They shared a common thread. Over 600 families showed up at Faith Baptist Church in New Port Richey Friday morning so they could give their families something unattainable before: Christmas dinner.
Initiated by former state Rep., Sen. and current Pasco County Tax Collector Mike Fasano 21 years ago, Friday’s annual Farm Share Holiday Food Giveaway drew needy residents from throughout Pasco County.
Many arrived in barely operating cars, on rusty bicycles and tricycles and a few by public transportation. They drew from a well of woes as they told their stories to their destitute fellows and the 75 or so volunteers orchestrating the event. Bankruptcy, illness, job loss, death and repossessed cars described their varied reasons to line up as early as Thursday evening. Their common bond, though, was a need to feed their families over the holidays.
Minister Tony Locacio of Hudson said he arrived 9 p.m. Thursday. That afforded him the first place in line when the giveaway started 12 hours later. Accompanied by his pal – a rescued border collie/Australian cattle dog, Katie – the 74-year-old had an 11 a.m. doctor’s appointment he could not miss. Plus, he needed the food desperately.
Plagued by his own health problems the past several years, Locacio moved in with Jane, his widowed sister-in-law, several months ago to help her recover from her own debilitating illnesses.

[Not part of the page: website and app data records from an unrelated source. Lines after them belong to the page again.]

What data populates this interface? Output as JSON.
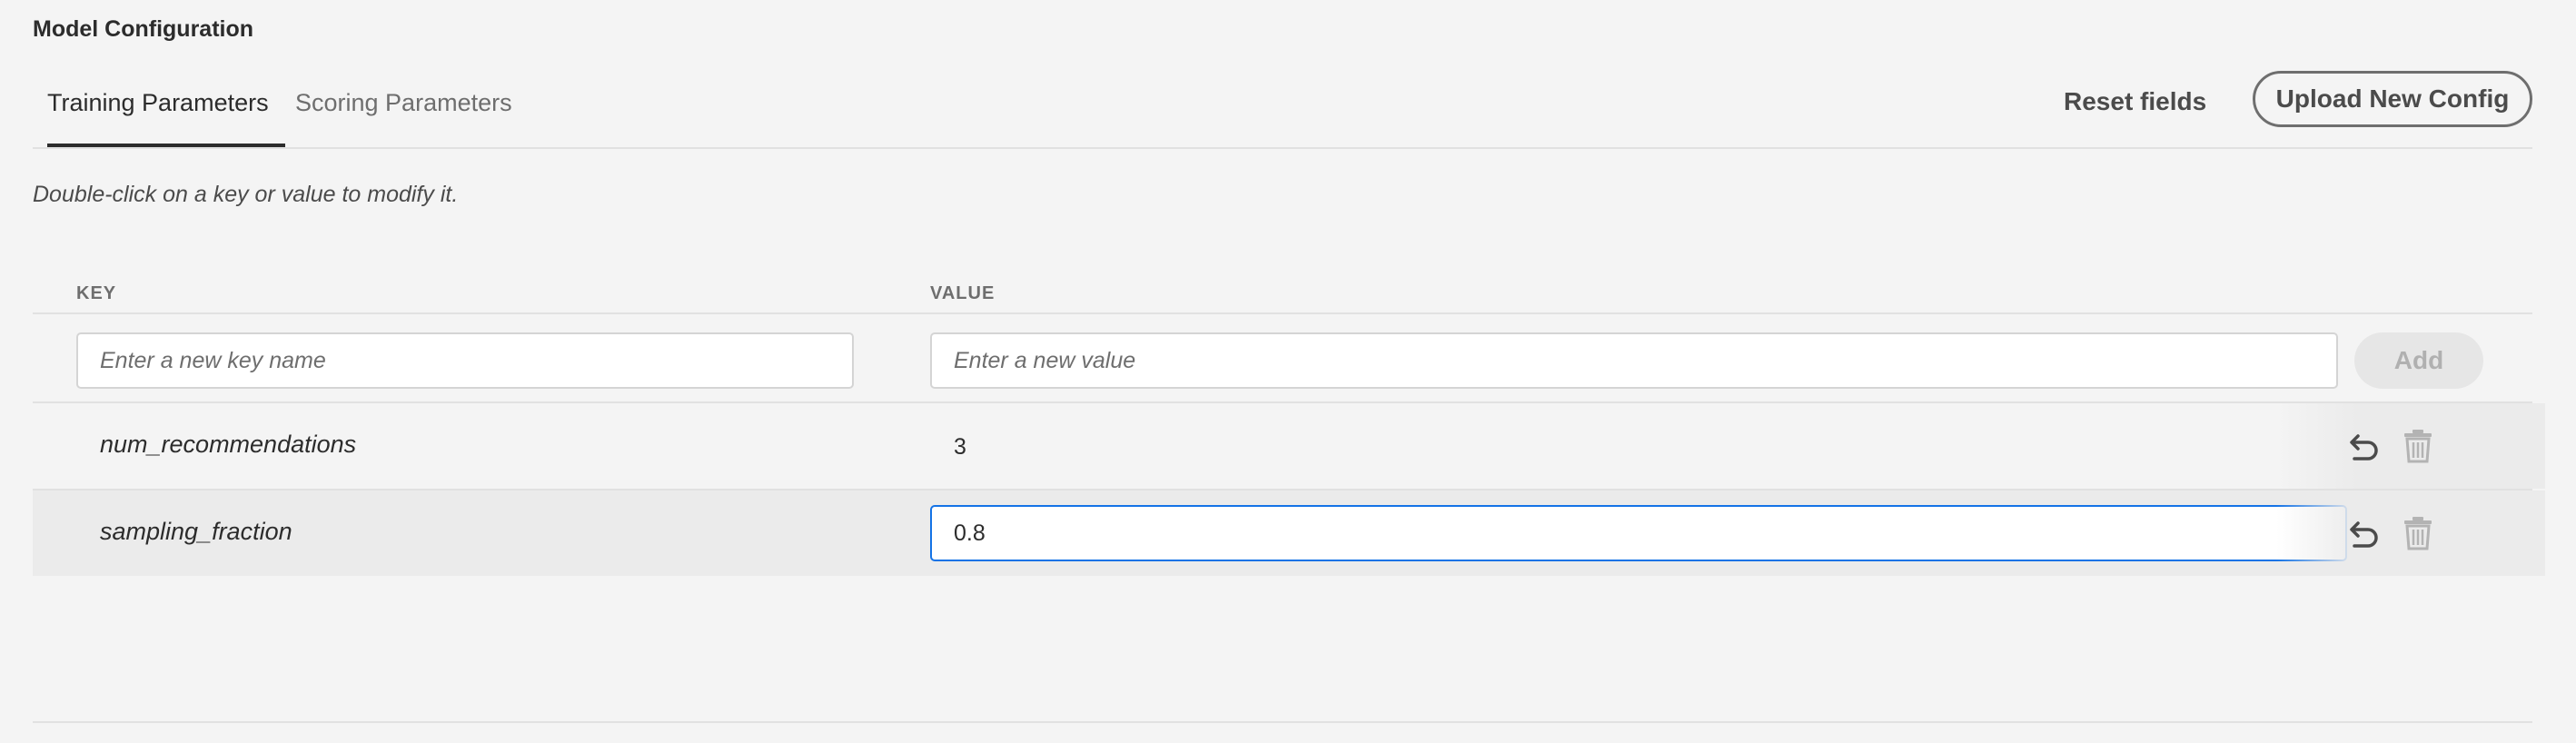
{
  "page": {
    "title": "Model Configuration",
    "hint": "Double-click on a key or value to modify it."
  },
  "tabs": [
    {
      "label": "Training Parameters",
      "active": true
    },
    {
      "label": "Scoring Parameters",
      "active": false
    }
  ],
  "toolbar": {
    "reset_label": "Reset fields",
    "upload_label": "Upload New Config"
  },
  "table": {
    "columns": {
      "key": "KEY",
      "value": "VALUE"
    },
    "new_entry": {
      "key_placeholder": "Enter a new key name",
      "value_placeholder": "Enter a new value",
      "add_label": "Add"
    },
    "rows": [
      {
        "key": "num_recommendations",
        "value": "3",
        "editing": false
      },
      {
        "key": "sampling_fraction",
        "value": "0.8",
        "editing": true
      }
    ]
  },
  "icons": {
    "undo": "undo-icon",
    "delete": "trash-icon"
  },
  "colors": {
    "accent": "#1473e6",
    "background": "#f4f4f4",
    "text": "#2c2c2c"
  }
}
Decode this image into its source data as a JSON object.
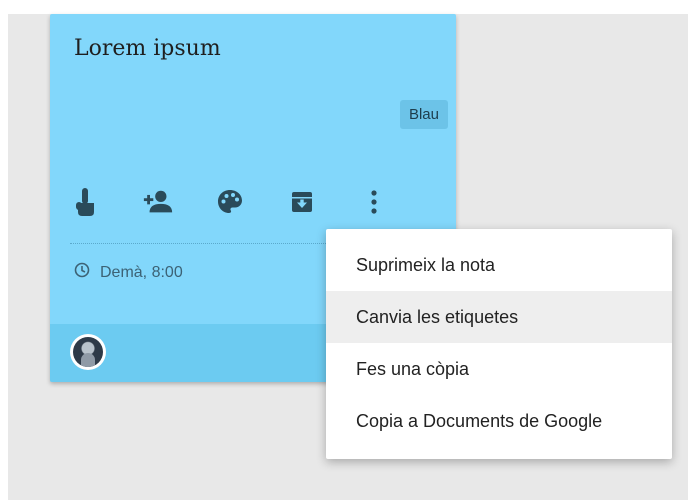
{
  "note": {
    "title": "Lorem ipsum",
    "label": "Blau",
    "reminder": "Demà, 8:00",
    "color": "#82d7fb",
    "footer_color": "#6ccbf1"
  },
  "toolbar": {
    "icons": [
      "remind-me-icon",
      "collaborator-icon",
      "change-color-icon",
      "archive-icon",
      "more-icon"
    ]
  },
  "menu": {
    "items": [
      {
        "label": "Suprimeix la nota"
      },
      {
        "label": "Canvia les etiquetes",
        "highlighted": true
      },
      {
        "label": "Fes una còpia"
      },
      {
        "label": "Copia a Documents de Google"
      }
    ]
  }
}
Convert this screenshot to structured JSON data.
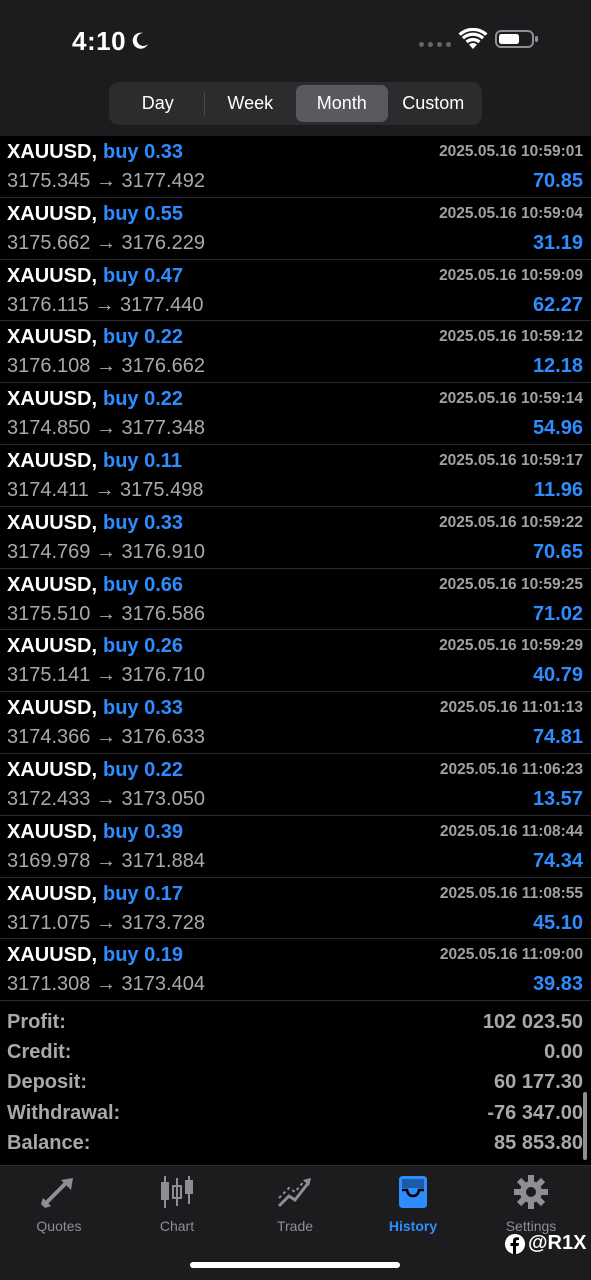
{
  "status": {
    "time": "4:10"
  },
  "segments": [
    {
      "label": "Day",
      "active": false
    },
    {
      "label": "Week",
      "active": false
    },
    {
      "label": "Month",
      "active": true
    },
    {
      "label": "Custom",
      "active": false
    }
  ],
  "deals": [
    {
      "symbol": "XAUUSD,",
      "side": "buy 0.33",
      "time": "2025.05.16 10:59:01",
      "prices": "3175.345 → 3177.492",
      "profit": "70.85"
    },
    {
      "symbol": "XAUUSD,",
      "side": "buy 0.55",
      "time": "2025.05.16 10:59:04",
      "prices": "3175.662 → 3176.229",
      "profit": "31.19"
    },
    {
      "symbol": "XAUUSD,",
      "side": "buy 0.47",
      "time": "2025.05.16 10:59:09",
      "prices": "3176.115 → 3177.440",
      "profit": "62.27"
    },
    {
      "symbol": "XAUUSD,",
      "side": "buy 0.22",
      "time": "2025.05.16 10:59:12",
      "prices": "3176.108 → 3176.662",
      "profit": "12.18"
    },
    {
      "symbol": "XAUUSD,",
      "side": "buy 0.22",
      "time": "2025.05.16 10:59:14",
      "prices": "3174.850 → 3177.348",
      "profit": "54.96"
    },
    {
      "symbol": "XAUUSD,",
      "side": "buy 0.11",
      "time": "2025.05.16 10:59:17",
      "prices": "3174.411 → 3175.498",
      "profit": "11.96"
    },
    {
      "symbol": "XAUUSD,",
      "side": "buy 0.33",
      "time": "2025.05.16 10:59:22",
      "prices": "3174.769 → 3176.910",
      "profit": "70.65"
    },
    {
      "symbol": "XAUUSD,",
      "side": "buy 0.66",
      "time": "2025.05.16 10:59:25",
      "prices": "3175.510 → 3176.586",
      "profit": "71.02"
    },
    {
      "symbol": "XAUUSD,",
      "side": "buy 0.26",
      "time": "2025.05.16 10:59:29",
      "prices": "3175.141 → 3176.710",
      "profit": "40.79"
    },
    {
      "symbol": "XAUUSD,",
      "side": "buy 0.33",
      "time": "2025.05.16 11:01:13",
      "prices": "3174.366 → 3176.633",
      "profit": "74.81"
    },
    {
      "symbol": "XAUUSD,",
      "side": "buy 0.22",
      "time": "2025.05.16 11:06:23",
      "prices": "3172.433 → 3173.050",
      "profit": "13.57"
    },
    {
      "symbol": "XAUUSD,",
      "side": "buy 0.39",
      "time": "2025.05.16 11:08:44",
      "prices": "3169.978 → 3171.884",
      "profit": "74.34"
    },
    {
      "symbol": "XAUUSD,",
      "side": "buy 0.17",
      "time": "2025.05.16 11:08:55",
      "prices": "3171.075 → 3173.728",
      "profit": "45.10"
    },
    {
      "symbol": "XAUUSD,",
      "side": "buy 0.19",
      "time": "2025.05.16 11:09:00",
      "prices": "3171.308 → 3173.404",
      "profit": "39.83"
    }
  ],
  "summary": [
    {
      "label": "Profit:",
      "value": "102 023.50"
    },
    {
      "label": "Credit:",
      "value": "0.00"
    },
    {
      "label": "Deposit:",
      "value": "60 177.30"
    },
    {
      "label": "Withdrawal:",
      "value": "-76 347.00"
    },
    {
      "label": "Balance:",
      "value": "85 853.80"
    }
  ],
  "tabs": [
    {
      "label": "Quotes",
      "icon": "quotes-icon",
      "active": false
    },
    {
      "label": "Chart",
      "icon": "chart-icon",
      "active": false
    },
    {
      "label": "Trade",
      "icon": "trade-icon",
      "active": false
    },
    {
      "label": "History",
      "icon": "history-icon",
      "active": true
    },
    {
      "label": "Settings",
      "icon": "settings-icon",
      "active": false
    }
  ],
  "watermark": "@R1X",
  "colors": {
    "accent": "#2f8cff",
    "background": "#000000",
    "bar": "#1c1c1e",
    "muted": "#a8a8ad"
  }
}
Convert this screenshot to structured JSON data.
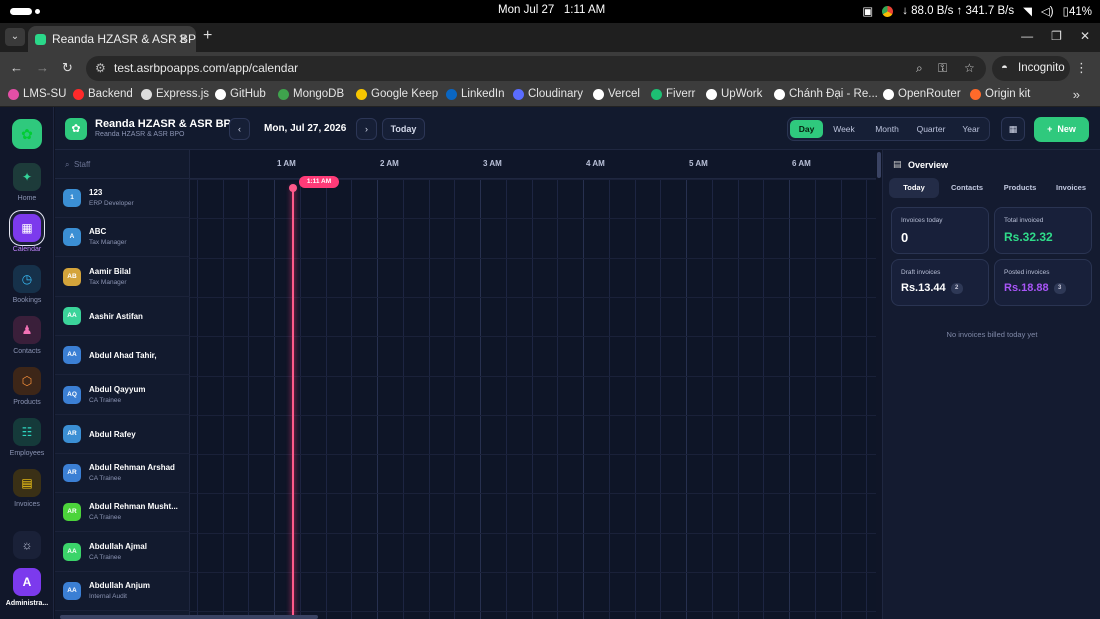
{
  "os": {
    "date": "Mon Jul 27",
    "time": "1:11 AM",
    "net": "↓ 88.0 B/s ↑ 341.7 B/s",
    "battery": "41%"
  },
  "browser": {
    "tab_title": "Reanda HZASR & ASR BP",
    "url": "test.asrbpoapps.com/app/calendar",
    "incognito_label": "Incognito",
    "bookmarks": [
      "LMS-SU",
      "Backend",
      "Express.js",
      "GitHub",
      "MongoDB",
      "Google Keep",
      "LinkedIn",
      "Cloudinary",
      "Vercel",
      "Fiverr",
      "UpWork",
      "Chánh Đại - Re...",
      "OpenRouter",
      "Origin kit"
    ],
    "bookmark_colors": [
      "#e34fa6",
      "#ff2a2a",
      "#dddddd",
      "#ffffff",
      "#3fa34d",
      "#f7c600",
      "#0a66c2",
      "#5a6cff",
      "#ffffff",
      "#1dbf73",
      "#ffffff",
      "#ffffff",
      "#ffffff",
      "#ff6a2a"
    ]
  },
  "rail": {
    "items": [
      {
        "label": "Home",
        "color": "#1d3b3a",
        "icon": "✦",
        "icon_color": "#34d399"
      },
      {
        "label": "Calendar",
        "color": "#7c3aed",
        "icon": "▦",
        "icon_color": "#ffffff",
        "active": true
      },
      {
        "label": "Bookings",
        "color": "#16314a",
        "icon": "◷",
        "icon_color": "#38bdf8"
      },
      {
        "label": "Contacts",
        "color": "#3a1f3a",
        "icon": "♟",
        "icon_color": "#f472b6"
      },
      {
        "label": "Products",
        "color": "#3d2618",
        "icon": "⬡",
        "icon_color": "#fb923c"
      },
      {
        "label": "Employees",
        "color": "#153a3a",
        "icon": "☷",
        "icon_color": "#2dd4bf"
      },
      {
        "label": "Invoices",
        "color": "#3a3016",
        "icon": "▤",
        "icon_color": "#facc15"
      }
    ],
    "settings_icon": "☼",
    "user_initial": "A",
    "user_label": "Administra..."
  },
  "header": {
    "brand": "Reanda HZASR & ASR BPO",
    "brand_sub": "Reanda HZASR & ASR BPO",
    "date": "Mon, Jul 27, 2026",
    "today_label": "Today",
    "views": [
      "Day",
      "Week",
      "Month",
      "Quarter",
      "Year"
    ],
    "active_view": "Day",
    "new_label": "New"
  },
  "staff": {
    "search_placeholder": "Staff",
    "rows": [
      {
        "initials": "1",
        "name": "123",
        "role": "ERP Developer",
        "color": "#3b8fd4"
      },
      {
        "initials": "A",
        "name": "ABC",
        "role": "Tax Manager",
        "color": "#3b8fd4"
      },
      {
        "initials": "AB",
        "name": "Aamir Bilal",
        "role": "Tax Manager",
        "color": "#d4a43b"
      },
      {
        "initials": "AA",
        "name": "Aashir Astifan",
        "role": "",
        "color": "#3bd49a"
      },
      {
        "initials": "AA",
        "name": "Abdul Ahad Tahir,",
        "role": "",
        "color": "#3b7fd4"
      },
      {
        "initials": "AQ",
        "name": "Abdul Qayyum",
        "role": "CA Trainee",
        "color": "#3b7fd4"
      },
      {
        "initials": "AR",
        "name": "Abdul Rafey",
        "role": "",
        "color": "#3b8fd4"
      },
      {
        "initials": "AR",
        "name": "Abdul Rehman Arshad",
        "role": "CA Trainee",
        "color": "#3b7fd4"
      },
      {
        "initials": "AR",
        "name": "Abdul Rehman Musht...",
        "role": "CA Trainee",
        "color": "#4cd43b"
      },
      {
        "initials": "AA",
        "name": "Abdullah Ajmal",
        "role": "CA Trainee",
        "color": "#3bd46a"
      },
      {
        "initials": "AA",
        "name": "Abdullah Anjum",
        "role": "Internal Audit",
        "color": "#3b7fd4"
      }
    ]
  },
  "timeline": {
    "hours": [
      "AM",
      "1 AM",
      "2 AM",
      "3 AM",
      "4 AM",
      "5 AM",
      "6 AM"
    ],
    "now_label": "1:11 AM"
  },
  "overview": {
    "title": "Overview",
    "tabs": [
      "Today",
      "Contacts",
      "Products",
      "Invoices"
    ],
    "active_tab": "Today",
    "cards": [
      {
        "label": "Invoices today",
        "value": "0",
        "color": "#ffffff",
        "badge": ""
      },
      {
        "label": "Total invoiced",
        "value": "Rs.32.32",
        "color": "#2fdc8a",
        "badge": ""
      },
      {
        "label": "Draft invoices",
        "value": "Rs.13.44",
        "color": "#ffffff",
        "badge": "2"
      },
      {
        "label": "Posted invoices",
        "value": "Rs.18.88",
        "color": "#a855f7",
        "badge": "3"
      }
    ],
    "empty_text": "No invoices billed today yet"
  }
}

Locacio and Katie camped out in the back of Jane’s 2006 maroon Nissan Pathfinder, he in a sleeping bag and Katie draped in a blanket. They got about two hours’ sleep.
“It’s refreshing to know that there are humans in our world, our community – that really care,” Locacio said.
Using inmate labor and volunteers, Farm Share re-sorts and packages an abundance of surplus food and distributes it to people, soup kitchens, homeless shelters, churches and other organizations feeding Florida’s hungry, all free of charge.
Farms Share State Operations Manager Jinny Botwin, working late Friday from the Homestead center, said that in 2014, the organization fed 4 million households, each with at least three people. Some households, including many migrants and people from the islands including Haiti, have as many as 10 people per household.
Started in 1991 by Patricia Robbins with a spiral notebook and a pencil, the Homestead resident got the idea when she questioned the destination of a dump truck filled with squash. Upon hearing it was being discarded, Farm Share was born.
Fasano, then a freshman member of the House of Representatives, recognized the need in his community and connected the dots to take care of his constituents.
“It continues to grow exponentially each year,” Fasano said. “Last year we ran out of food again after feeding 500 families and had to turn people away. This year, we purchased additional food including 600 hams, 600 bags of potatoes, 600 cans of veggies and lots of candy canes.”
Relying on his office staff, volunteers from Bear Creek Nursing Rehabilitation Center, Dayspring Academy, Publix, Lowe’s, Land ‘O Lakes Moving, Pasco County Sheriff’s Department, Suncoast Epilepsy Community Volunteer Corp, Pasco County Professional Firefighters and myriad community volunteers, Fasano ran the operation like clockwork.
Cars were given tickets with numbers ranging from 1-600. Each car, bicycle or person on foot, approached each of five stations to pick up bags containing food, personal hygiene products, vitamins, Band-Aids and DVDs. With the exception of the hams, potatoes, corn and candy canes, all the other goods and services were donated.
Fasano said the Southgate Publix and its manager Don Phillips, gave him a great price on the food.
Lowe’s delivery manager Jim Marcinka supervised his forklift driver, Dave Dickson, as he unloaded 40,000 pounds of mangos, tomatoes, papayas, DVD’s, vitamins, cheesecakes and pumpkin pies.
Dayspring Academy, co-founded by state Sen. John Legg and his wife Suzanne in 2000, brought its student council — under the tutelage of history teacher Harold Windlan, to volunteer.
Sen. Legg and his wife and children, — 7-year-old Jack and 5-year-old Evangeline, arrived early to volunteer. John and Suzanne Legg, volunteers since 1997, said it’s a gratifying experience for their children and themselves and perpetuates a mantra of giving back
“We remind the children that we’re so blessed with where we live and what we have,” Suzanne said. “It’s important to give back and important for the kids to see others in need so they may share what we have and realize how lucky they are.”
Upon returning home, she questioned her children about their thoughts of the day.
“A lot of people in America sure are hungry,” Jack said.
Friday was Jack’s third time volunteering at the Farm Share event. It was the second for Evangaline.
Former Marine Corp veteran David Brenner said Friday was his 10th year volunteering for the event. Compromised by his own debilitating bones and hunched over, the 77-year-old man arrived early and helped distribute the 5-pound hams.
“This is what Christmas is all about,” Brenner said. “I wish more people would realize that. I think they would be happier.”